Planting I liked but not so much the harvesting (mining) because of the bending, stooping, and lugging of the buckets or baskets when they were full. We certainly enjoyed eating them. We grew corn, peas, green beans, butterbeans (lima, and speckled), squash, sweet potatoes, okra, watermelons, strawberries, grapes, and plums. We canned or processed enough for our family use, but most of the yield was for profit. Thus the harvest; mining – yielded coins.
The Tobacco Yield and Marketing
There were acres and acres allotted for the tobacco. We would go down the rows, jab the tobacco planter in the dirt and squeeze the bar at the top to spread out the earth. We dropped the plant into the old tobacco planter, and the roots would fall into the waiting hole.
Once the plant was in the ground, we would pour in the water and tamp soil around the plant to make sure it was standing. We planted from early morning, sometimes late into the night.
The harvesting began when the tobacco was ripe—the men harvested by cropping the leaves from the stalks and placing them on a sled. When the Sled was full, the horse pulls it to the barn to begin the process of curing.
The curing: one person would place a handful of tobacco with the tops even in the hands of the ones stringing the tobacco. They, in turn, secured it tightly. A slim stand with grooves on each end called a horse, held the tobacco stick while we looped twine around the bundle. This attached it to the tobacco stick.
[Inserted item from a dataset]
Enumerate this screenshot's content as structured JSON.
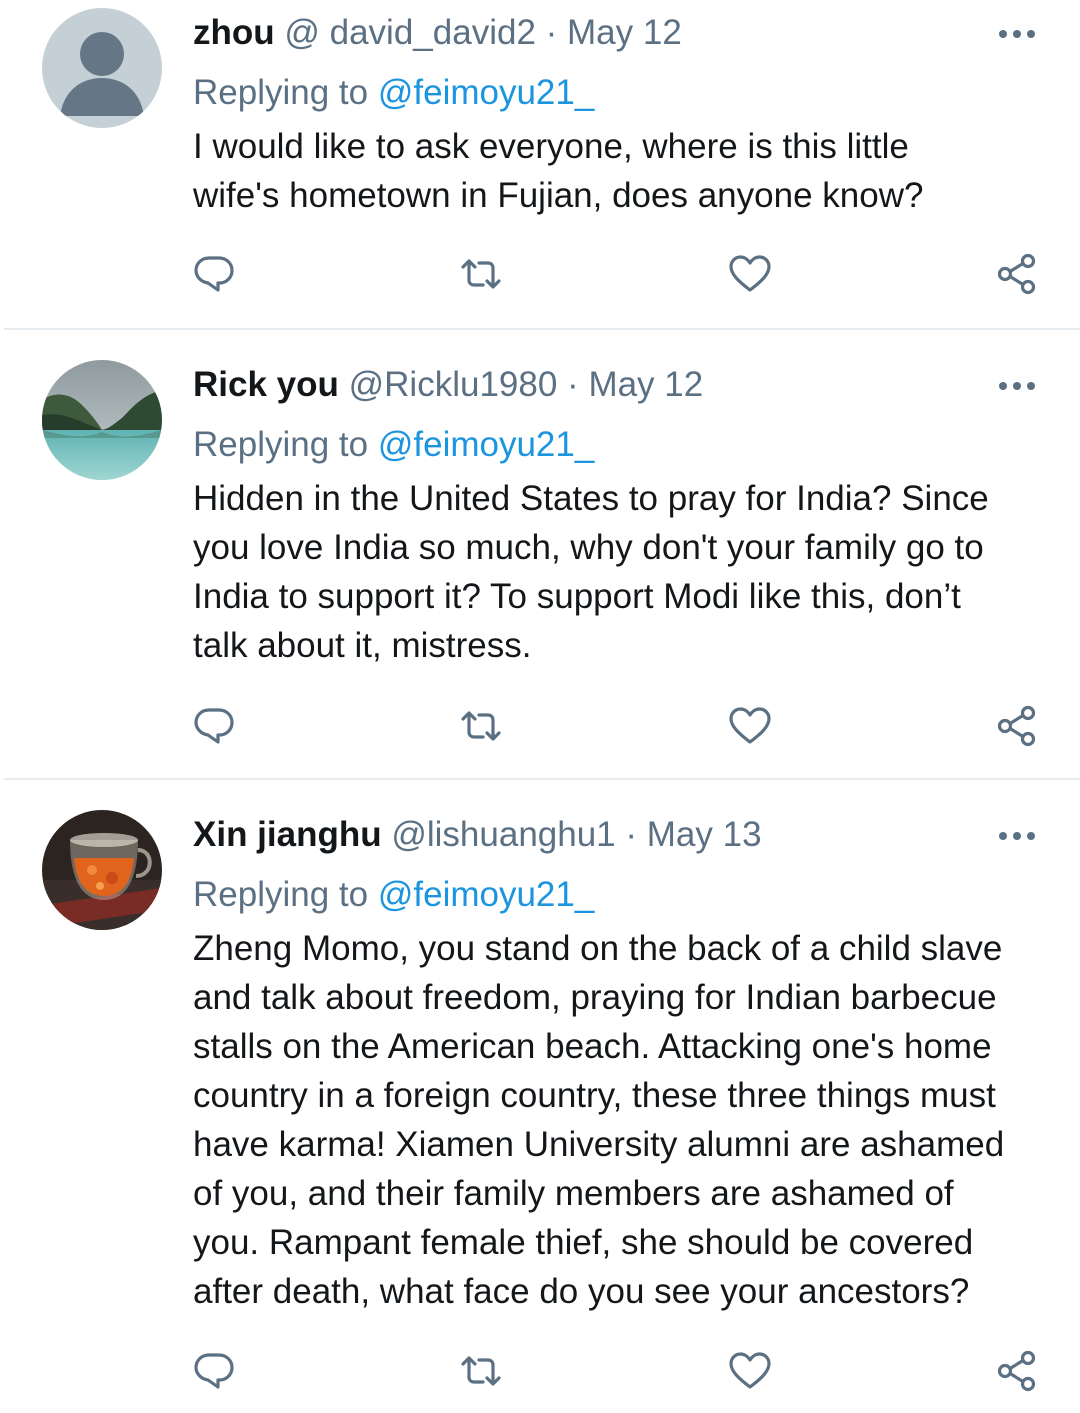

Once the stringing was complete, the guys would hang them on the barn’s high rafters to cure with generated heat. Our tobacco was flue-cured and usually took about seven days. We girls would take turns staying at the barn with our Grandfather or father to help them stay awake, lol, lol, who did the sleeping? They had to keep an eye on the flue to prevent fires in the barn. The heat was adjusted to a higher temperature each day until the process was complete. They opened the barn doors after the curing was completed so the tobacco could be remoisturized and softened naturally.
After the curing process, then began the preparation for the market. Tobacco was removed from the barn and taken to the packhouse for preparation for the market. The tobacco stacked so that the air could flow through and for the ease of picking up the sticks. We placed them on a horse again to remove the bundle, what we called unstringing, then we laid it on an extended bench for the next step. We would fold a soft tobacco leaf and wrap it around the top of a handful of neatly placed tobacco leaves to make them look smooth. Thes bundles were opened and draped over the tobacco sticks to quickly get them to the truck for transport to market. The harvesting (I.E., the “mining”) was complete; now, to see what coins the yield brought or produced.
The business of farming was demanding but very rewarding when you considered the accomplishments. There was undoubtedly a pride in what we did and a sigh of relief when it was over.
This was life for me in our family farming business, creating a harvest that produced our means of income. This income of money (coins) was minted or mined from the proposed processes. But I am so thankful for our new business today and having the yield of cryptocurrencies. This business is also gratifying, with less labor. Thank you, Compumatrix Networks International.